Stored items -
[Start of Attachment]

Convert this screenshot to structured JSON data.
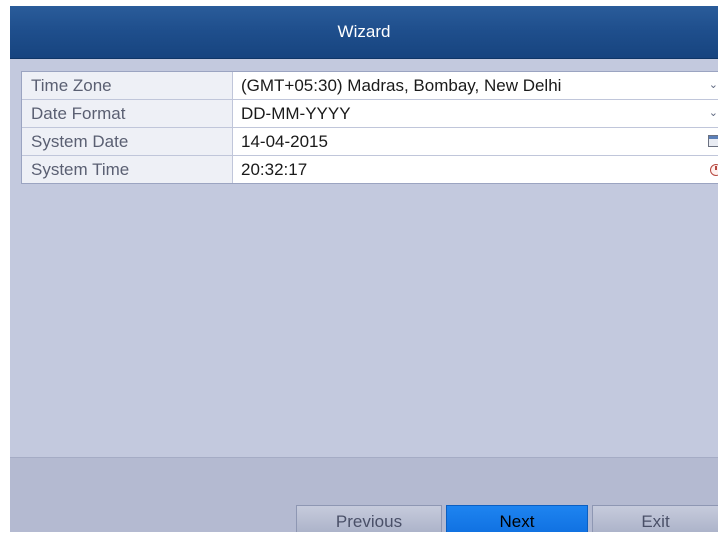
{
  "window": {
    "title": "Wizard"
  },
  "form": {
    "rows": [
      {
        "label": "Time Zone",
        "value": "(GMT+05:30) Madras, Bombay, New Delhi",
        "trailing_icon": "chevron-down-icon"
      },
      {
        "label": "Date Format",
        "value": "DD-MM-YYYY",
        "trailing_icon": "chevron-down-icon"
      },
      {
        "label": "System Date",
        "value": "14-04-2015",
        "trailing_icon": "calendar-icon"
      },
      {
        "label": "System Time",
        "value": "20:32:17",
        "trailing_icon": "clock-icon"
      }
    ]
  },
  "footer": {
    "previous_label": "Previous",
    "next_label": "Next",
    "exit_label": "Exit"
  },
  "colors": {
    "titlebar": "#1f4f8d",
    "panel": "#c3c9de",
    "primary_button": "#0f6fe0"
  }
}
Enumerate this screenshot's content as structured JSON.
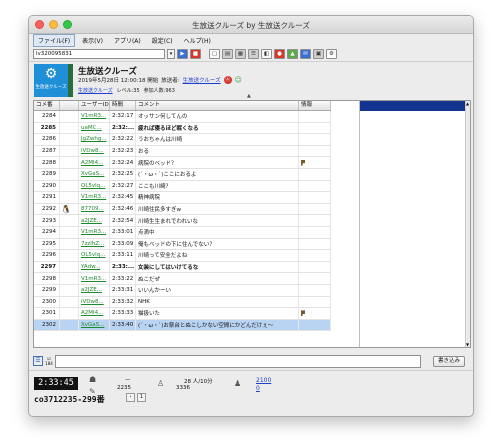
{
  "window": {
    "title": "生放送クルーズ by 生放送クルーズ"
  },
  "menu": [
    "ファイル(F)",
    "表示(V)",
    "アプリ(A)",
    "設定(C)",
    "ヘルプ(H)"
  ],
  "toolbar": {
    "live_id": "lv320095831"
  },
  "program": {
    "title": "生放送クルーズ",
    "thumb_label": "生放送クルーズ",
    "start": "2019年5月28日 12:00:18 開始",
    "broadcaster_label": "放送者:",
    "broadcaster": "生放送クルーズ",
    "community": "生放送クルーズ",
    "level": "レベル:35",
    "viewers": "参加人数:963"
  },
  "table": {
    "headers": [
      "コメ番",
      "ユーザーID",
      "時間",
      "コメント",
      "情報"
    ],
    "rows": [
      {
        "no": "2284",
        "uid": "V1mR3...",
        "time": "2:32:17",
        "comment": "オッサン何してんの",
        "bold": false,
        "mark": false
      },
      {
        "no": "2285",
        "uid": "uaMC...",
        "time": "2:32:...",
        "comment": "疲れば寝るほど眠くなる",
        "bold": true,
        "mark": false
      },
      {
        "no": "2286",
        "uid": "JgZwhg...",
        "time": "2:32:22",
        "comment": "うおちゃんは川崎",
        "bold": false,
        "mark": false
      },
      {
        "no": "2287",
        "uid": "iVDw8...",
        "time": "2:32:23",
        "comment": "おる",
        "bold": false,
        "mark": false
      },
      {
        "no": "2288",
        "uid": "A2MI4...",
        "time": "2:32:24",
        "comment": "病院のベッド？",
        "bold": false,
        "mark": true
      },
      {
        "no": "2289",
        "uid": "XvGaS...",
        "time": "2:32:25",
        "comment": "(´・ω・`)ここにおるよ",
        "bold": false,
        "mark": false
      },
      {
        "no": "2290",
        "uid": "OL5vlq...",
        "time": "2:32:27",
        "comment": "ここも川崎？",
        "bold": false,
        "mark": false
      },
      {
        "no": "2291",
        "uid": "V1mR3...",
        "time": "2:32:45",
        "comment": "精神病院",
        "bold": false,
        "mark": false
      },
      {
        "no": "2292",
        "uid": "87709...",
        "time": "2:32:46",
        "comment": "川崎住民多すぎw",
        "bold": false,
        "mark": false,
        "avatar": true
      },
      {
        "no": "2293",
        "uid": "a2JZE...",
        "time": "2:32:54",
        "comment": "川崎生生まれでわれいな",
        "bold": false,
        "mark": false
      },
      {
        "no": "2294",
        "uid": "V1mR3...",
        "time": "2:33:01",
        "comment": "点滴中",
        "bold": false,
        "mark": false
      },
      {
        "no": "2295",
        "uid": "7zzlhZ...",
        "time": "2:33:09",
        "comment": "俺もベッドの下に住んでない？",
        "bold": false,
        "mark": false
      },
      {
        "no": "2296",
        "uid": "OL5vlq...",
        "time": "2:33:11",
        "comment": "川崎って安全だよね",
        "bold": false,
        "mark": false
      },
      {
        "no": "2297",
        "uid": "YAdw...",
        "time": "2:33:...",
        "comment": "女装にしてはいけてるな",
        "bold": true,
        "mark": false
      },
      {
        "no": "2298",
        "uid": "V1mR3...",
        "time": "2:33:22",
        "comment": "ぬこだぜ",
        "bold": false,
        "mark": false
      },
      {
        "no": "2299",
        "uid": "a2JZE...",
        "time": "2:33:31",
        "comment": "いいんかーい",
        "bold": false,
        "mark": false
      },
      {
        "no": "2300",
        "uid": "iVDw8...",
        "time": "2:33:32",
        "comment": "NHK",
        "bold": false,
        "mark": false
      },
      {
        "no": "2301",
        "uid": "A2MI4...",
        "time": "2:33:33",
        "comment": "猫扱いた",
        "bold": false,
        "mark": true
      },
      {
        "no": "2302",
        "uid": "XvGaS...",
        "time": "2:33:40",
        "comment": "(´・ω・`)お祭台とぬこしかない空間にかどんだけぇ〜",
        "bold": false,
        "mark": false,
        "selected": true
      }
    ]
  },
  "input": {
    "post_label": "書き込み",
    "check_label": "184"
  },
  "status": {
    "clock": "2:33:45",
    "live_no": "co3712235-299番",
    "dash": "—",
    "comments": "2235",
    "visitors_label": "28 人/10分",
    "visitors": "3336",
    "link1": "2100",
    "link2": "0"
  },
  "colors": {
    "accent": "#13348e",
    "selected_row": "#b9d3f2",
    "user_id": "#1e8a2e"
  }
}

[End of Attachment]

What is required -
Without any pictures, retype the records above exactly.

Problem solution -
Convert this screenshot to structured JSON data.
{
  "window": {
    "title": "Wizard"
  },
  "form": {
    "rows": [
      {
        "label": "Time Zone",
        "value": "(GMT+05:30) Madras, Bombay, New Delhi",
        "trailing_icon": "chevron-down-icon"
      },
      {
        "label": "Date Format",
        "value": "DD-MM-YYYY",
        "trailing_icon": "chevron-down-icon"
      },
      {
        "label": "System Date",
        "value": "14-04-2015",
        "trailing_icon": "calendar-icon"
      },
      {
        "label": "System Time",
        "value": "20:32:17",
        "trailing_icon": "clock-icon"
      }
    ]
  },
  "footer": {
    "previous_label": "Previous",
    "next_label": "Next",
    "exit_label": "Exit"
  },
  "colors": {
    "titlebar": "#1f4f8d",
    "panel": "#c3c9de",
    "primary_button": "#0f6fe0"
  }
}
Enumerate this screenshot's content as structured JSON.
{
  "window": {
    "title": "生放送クルーズ by 生放送クルーズ"
  },
  "menu": [
    "ファイル(F)",
    "表示(V)",
    "アプリ(A)",
    "設定(C)",
    "ヘルプ(H)"
  ],
  "toolbar": {
    "live_id": "lv320095831"
  },
  "program": {
    "title": "生放送クルーズ",
    "thumb_label": "生放送クルーズ",
    "start": "2019年5月28日 12:00:18 開始",
    "broadcaster_label": "放送者:",
    "broadcaster": "生放送クルーズ",
    "community": "生放送クルーズ",
    "level": "レベル:35",
    "viewers": "参加人数:963"
  },
  "table": {
    "headers": [
      "コメ番",
      "ユーザーID",
      "時間",
      "コメント",
      "情報"
    ],
    "rows": [
      {
        "no": "2284",
        "uid": "V1mR3...",
        "time": "2:32:17",
        "comment": "オッサン何してんの",
        "bold": false,
        "mark": false
      },
      {
        "no": "2285",
        "uid": "uaMC...",
        "time": "2:32:...",
        "comment": "疲れば寝るほど眠くなる",
        "bold": true,
        "mark": false
      },
      {
        "no": "2286",
        "uid": "JgZwhg...",
        "time": "2:32:22",
        "comment": "うおちゃんは川崎",
        "bold": false,
        "mark": false
      },
      {
        "no": "2287",
        "uid": "iVDw8...",
        "time": "2:32:23",
        "comment": "おる",
        "bold": false,
        "mark": false
      },
      {
        "no": "2288",
        "uid": "A2MI4...",
        "time": "2:32:24",
        "comment": "病院のベッド？",
        "bold": false,
        "mark": true
      },
      {
        "no": "2289",
        "uid": "XvGaS...",
        "time": "2:32:25",
        "comment": "(´・ω・`)ここにおるよ",
        "bold": false,
        "mark": false
      },
      {
        "no": "2290",
        "uid": "OL5vlq...",
        "time": "2:32:27",
        "comment": "ここも川崎？",
        "bold": false,
        "mark": false
      },
      {
        "no": "2291",
        "uid": "V1mR3...",
        "time": "2:32:45",
        "comment": "精神病院",
        "bold": false,
        "mark": false
      },
      {
        "no": "2292",
        "uid": "87709...",
        "time": "2:32:46",
        "comment": "川崎住民多すぎw",
        "bold": false,
        "mark": false,
        "avatar": true
      },
      {
        "no": "2293",
        "uid": "a2JZE...",
        "time": "2:32:54",
        "comment": "川崎生生まれでわれいな",
        "bold": false,
        "mark": false
      },
      {
        "no": "2294",
        "uid": "V1mR3...",
        "time": "2:33:01",
        "comment": "点滴中",
        "bold": false,
        "mark": false
      },
      {
        "no": "2295",
        "uid": "7zzlhZ...",
        "time": "2:33:09",
        "comment": "俺もベッドの下に住んでない？",
        "bold": false,
        "mark": false
      },
      {
        "no": "2296",
        "uid": "OL5vlq...",
        "time": "2:33:11",
        "comment": "川崎って安全だよね",
        "bold": false,
        "mark": false
      },
      {
        "no": "2297",
        "uid": "YAdw...",
        "time": "2:33:...",
        "comment": "女装にしてはいけてるな",
        "bold": true,
        "mark": false
      },
      {
        "no": "2298",
        "uid": "V1mR3...",
        "time": "2:33:22",
        "comment": "ぬこだぜ",
        "bold": false,
        "mark": false
      },
      {
        "no": "2299",
        "uid": "a2JZE...",
        "time": "2:33:31",
        "comment": "いいんかーい",
        "bold": false,
        "mark": false
      },
      {
        "no": "2300",
        "uid": "iVDw8...",
        "time": "2:33:32",
        "comment": "NHK",
        "bold": false,
        "mark": false
      },
      {
        "no": "2301",
        "uid": "A2MI4...",
        "time": "2:33:33",
        "comment": "猫扱いた",
        "bold": false,
        "mark": true
      },
      {
        "no": "2302",
        "uid": "XvGaS...",
        "time": "2:33:40",
        "comment": "(´・ω・`)お祭台とぬこしかない空間にかどんだけぇ〜",
        "bold": false,
        "mark": false,
        "selected": true
      }
    ]
  },
  "input": {
    "post_label": "書き込み",
    "check_label": "184"
  },
  "status": {
    "clock": "2:33:45",
    "live_no": "co3712235-299番",
    "dash": "—",
    "comments": "2235",
    "visitors_label": "28 人/10分",
    "visitors": "3336",
    "link1": "2100",
    "link2": "0"
  },
  "colors": {
    "accent": "#13348e",
    "selected_row": "#b9d3f2",
    "user_id": "#1e8a2e"
  }
}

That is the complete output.